By Annys Shin
Washington Post Staff Writer
Friday, October 5, 2007
The acting chairman of the Consumer Product Safety Commission yesterday sided with business groups in opposing a Senate proposal that would make it easier for the agency to disclose potential product hazards.
Consumer advocates have long sought to change a provision of the Consumer Product Safety Act that they say prevents the agency from alerting the public about dangerous products.
But the acting chairwoman of the CPSC, Nancy A. Nord, said amending the law would be "counterproductive" because it would discourage companies from coming forward with problems.
Nord's position sparked criticism from one of her predecessors. "She thinks it's the industry product safety commission," said Ann Brown, CPSC chairman under President Bill Clinton. The current law "stands in the way of consumers getting prompt information, and it should be amended and changed."
Nord made her remarks at a Senate Commerce subcommittee hearing on a bill to overhaul the agency. Introduced by Sen. Mark Pryor (D-Ark.), who chairs the consumer products subcommittee, it was drafted in response to this summer's recalls of millions of Chinese-made toys that focused attention on the CPSC's outdated testing facility -- a former Nike missile test site in Gaithersburg -- and shrinking staff.
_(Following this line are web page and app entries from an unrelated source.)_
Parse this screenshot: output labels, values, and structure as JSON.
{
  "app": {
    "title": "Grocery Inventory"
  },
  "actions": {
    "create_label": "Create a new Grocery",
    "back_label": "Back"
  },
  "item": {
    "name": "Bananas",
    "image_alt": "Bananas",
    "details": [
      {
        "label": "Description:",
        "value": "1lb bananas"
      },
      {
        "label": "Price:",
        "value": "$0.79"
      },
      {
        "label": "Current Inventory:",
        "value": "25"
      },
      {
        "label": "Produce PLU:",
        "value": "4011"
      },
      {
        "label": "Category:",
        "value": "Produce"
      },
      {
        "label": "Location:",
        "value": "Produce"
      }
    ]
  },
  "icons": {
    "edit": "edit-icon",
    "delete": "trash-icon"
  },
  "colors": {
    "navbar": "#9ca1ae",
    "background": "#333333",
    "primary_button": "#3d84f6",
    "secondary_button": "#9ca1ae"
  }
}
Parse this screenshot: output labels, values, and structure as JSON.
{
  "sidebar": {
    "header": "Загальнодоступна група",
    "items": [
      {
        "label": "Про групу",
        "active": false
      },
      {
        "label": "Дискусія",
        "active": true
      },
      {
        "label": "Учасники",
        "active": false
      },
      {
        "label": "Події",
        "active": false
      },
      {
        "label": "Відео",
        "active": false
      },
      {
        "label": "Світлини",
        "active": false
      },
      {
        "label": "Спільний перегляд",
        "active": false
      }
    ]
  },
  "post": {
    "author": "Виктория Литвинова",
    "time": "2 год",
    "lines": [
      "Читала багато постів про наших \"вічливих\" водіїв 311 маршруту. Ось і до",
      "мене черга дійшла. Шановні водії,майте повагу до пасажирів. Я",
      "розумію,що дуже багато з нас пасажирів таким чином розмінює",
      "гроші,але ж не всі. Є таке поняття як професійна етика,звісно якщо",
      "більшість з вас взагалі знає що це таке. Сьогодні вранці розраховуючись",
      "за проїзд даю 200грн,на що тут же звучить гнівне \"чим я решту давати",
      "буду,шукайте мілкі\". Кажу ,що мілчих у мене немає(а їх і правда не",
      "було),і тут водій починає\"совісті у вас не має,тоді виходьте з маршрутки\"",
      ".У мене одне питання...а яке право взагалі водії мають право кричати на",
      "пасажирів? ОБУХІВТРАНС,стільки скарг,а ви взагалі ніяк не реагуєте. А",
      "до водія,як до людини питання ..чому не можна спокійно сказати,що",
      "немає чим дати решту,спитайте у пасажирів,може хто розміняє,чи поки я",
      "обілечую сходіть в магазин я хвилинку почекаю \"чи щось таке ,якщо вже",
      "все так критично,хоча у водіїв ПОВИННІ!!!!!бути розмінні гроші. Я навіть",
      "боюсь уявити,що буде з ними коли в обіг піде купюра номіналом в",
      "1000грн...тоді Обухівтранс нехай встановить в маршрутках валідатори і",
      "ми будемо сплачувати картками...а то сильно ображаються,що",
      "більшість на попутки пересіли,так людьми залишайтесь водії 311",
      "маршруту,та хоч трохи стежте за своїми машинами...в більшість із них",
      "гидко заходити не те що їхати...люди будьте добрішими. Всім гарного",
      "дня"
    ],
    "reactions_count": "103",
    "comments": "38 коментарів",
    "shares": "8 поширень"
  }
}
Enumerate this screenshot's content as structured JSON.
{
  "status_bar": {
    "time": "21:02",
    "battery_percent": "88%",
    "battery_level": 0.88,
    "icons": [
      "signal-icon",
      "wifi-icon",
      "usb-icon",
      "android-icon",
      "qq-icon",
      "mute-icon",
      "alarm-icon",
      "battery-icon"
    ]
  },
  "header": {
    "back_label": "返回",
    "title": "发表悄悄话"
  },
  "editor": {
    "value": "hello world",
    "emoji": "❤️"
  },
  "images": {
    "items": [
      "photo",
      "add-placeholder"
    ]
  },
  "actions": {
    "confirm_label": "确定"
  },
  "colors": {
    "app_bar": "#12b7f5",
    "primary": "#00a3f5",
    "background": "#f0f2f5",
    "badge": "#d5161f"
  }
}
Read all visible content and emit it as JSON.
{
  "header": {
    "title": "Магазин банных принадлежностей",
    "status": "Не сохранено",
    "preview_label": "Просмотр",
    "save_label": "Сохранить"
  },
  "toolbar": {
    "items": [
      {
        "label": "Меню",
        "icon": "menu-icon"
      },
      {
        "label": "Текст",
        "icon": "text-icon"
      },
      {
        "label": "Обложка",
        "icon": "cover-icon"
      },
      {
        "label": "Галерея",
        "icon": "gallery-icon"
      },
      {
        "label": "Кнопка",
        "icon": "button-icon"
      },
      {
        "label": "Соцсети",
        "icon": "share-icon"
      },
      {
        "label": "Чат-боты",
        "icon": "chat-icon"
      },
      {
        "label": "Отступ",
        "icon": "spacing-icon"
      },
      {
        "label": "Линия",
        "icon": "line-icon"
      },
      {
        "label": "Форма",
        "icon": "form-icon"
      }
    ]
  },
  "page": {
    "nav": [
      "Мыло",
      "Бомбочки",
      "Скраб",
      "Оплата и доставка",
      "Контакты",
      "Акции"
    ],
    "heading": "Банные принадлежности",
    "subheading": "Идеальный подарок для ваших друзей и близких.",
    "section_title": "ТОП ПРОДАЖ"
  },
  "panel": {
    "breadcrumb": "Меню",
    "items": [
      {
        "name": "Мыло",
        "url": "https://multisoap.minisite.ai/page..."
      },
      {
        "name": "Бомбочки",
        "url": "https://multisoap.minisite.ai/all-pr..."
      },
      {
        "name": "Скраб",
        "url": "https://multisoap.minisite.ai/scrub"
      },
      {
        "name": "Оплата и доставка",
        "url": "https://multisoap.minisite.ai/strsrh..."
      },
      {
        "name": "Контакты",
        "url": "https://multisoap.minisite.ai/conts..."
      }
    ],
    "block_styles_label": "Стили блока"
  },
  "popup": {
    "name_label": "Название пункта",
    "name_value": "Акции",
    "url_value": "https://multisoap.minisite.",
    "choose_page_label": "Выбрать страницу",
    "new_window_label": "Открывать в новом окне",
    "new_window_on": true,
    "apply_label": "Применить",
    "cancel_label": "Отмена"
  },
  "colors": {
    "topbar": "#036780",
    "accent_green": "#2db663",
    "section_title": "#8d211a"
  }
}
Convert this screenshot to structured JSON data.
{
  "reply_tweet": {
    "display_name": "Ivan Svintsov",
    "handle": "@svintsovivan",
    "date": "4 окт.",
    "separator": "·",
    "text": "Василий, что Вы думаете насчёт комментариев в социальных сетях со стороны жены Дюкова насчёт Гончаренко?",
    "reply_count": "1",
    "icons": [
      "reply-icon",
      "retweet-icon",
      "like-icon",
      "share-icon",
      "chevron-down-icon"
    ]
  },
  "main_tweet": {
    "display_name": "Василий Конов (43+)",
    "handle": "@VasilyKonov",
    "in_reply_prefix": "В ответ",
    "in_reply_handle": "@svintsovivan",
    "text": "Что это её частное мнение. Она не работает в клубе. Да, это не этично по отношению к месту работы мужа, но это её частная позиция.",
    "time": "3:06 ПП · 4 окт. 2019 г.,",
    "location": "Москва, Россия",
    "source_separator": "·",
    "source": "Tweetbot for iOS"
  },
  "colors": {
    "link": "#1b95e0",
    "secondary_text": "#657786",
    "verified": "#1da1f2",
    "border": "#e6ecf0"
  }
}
The agency has lost 15 percent of its workforce since 2004 and employs one full-time toy tester.
"Let's face it, our consumer product safety system is busted and in need of major reform," Sen. Richard J. Durbin (D-Ill.) said.
"I don't expect this overburdened agency to protect us," Pryor said.
His bill would increase the agency's budget to $117 million from $62 million over five years and set aside $20 million to upgrade the testing facility. It seeks to strengthen the agency's enforcement powers by raising the cap on civil penalties from $1.83 million to $100 million and giving the agency more control over how recalls are conducted.
The bill would also ban lead from children's products, require children's products to be independently tested and make it illegal to sell a recalled product.
Retailers, manufacturers and consumer groups have called for more resources for the CPSC, and the toy industry last month asked Congress to require independent testing of toys. But the consensus on how to improve product safety ends there.
One of the most contentious provisions in Pryor's bill would let the CPSC disclose information about a potential product hazard if there is an imminent or substantial product hazard or if the agency believes a company has violated the Consumer Product Safety Act. Currently, manufacturers have to approve information the agency releases about their products and can challenge any disclosures in court.
Nord said if the agency cannot assure manufacturers of confidentiality, companies will be less likely to report problems, even though they are obligated to by law. "It will make it more difficult to obtain the useful information we need to assess risks," Nord told lawmakers.
Manufacturers agree with Nord. "A huge barrier would be placed in the way of manufacturer and retailer cooperation with the commission," said Joseph McGuire, president of the Association of Home Appliance Manufacturers.
Manufacturers also fear that without proper vetting, the CPSC could release inaccurate or misleading information, said McGuire, who was appearing on behalf of the National Association of Manufacturers. He blamed delays in releasing information to the public on the agency's outdated technology. "If their processes aren't improved, the problem won't improve," he said.
Nord and McGuire also took issue with raising the civil-penalty cap to $100 million. The agency seeks to impose civil penalties when companies fail to report defects in a timely manner or when they violate safety standards.
Nord said setting the limit for civil penalties too high would prompt companies, "out of an abundance of caution," to "overwhelm" the agency with consumer complaints, straining staff resources.
Manufacturers objected to the cap for different reasons, arguing that with so much money at stake, companies would be more likely to assume a "defensive posture."
"The real penalty to companies that violate standards or make defective products is the cost of the recall and the damage to their reputation, not the penalties," McGuire said.
Witnesses from the Consumer Federation of America and the U.S. Public Interest Research Group endorsed the legislation and called the changes long overdue.
Pryor urged all sides to make their case. "Now is the time," he said.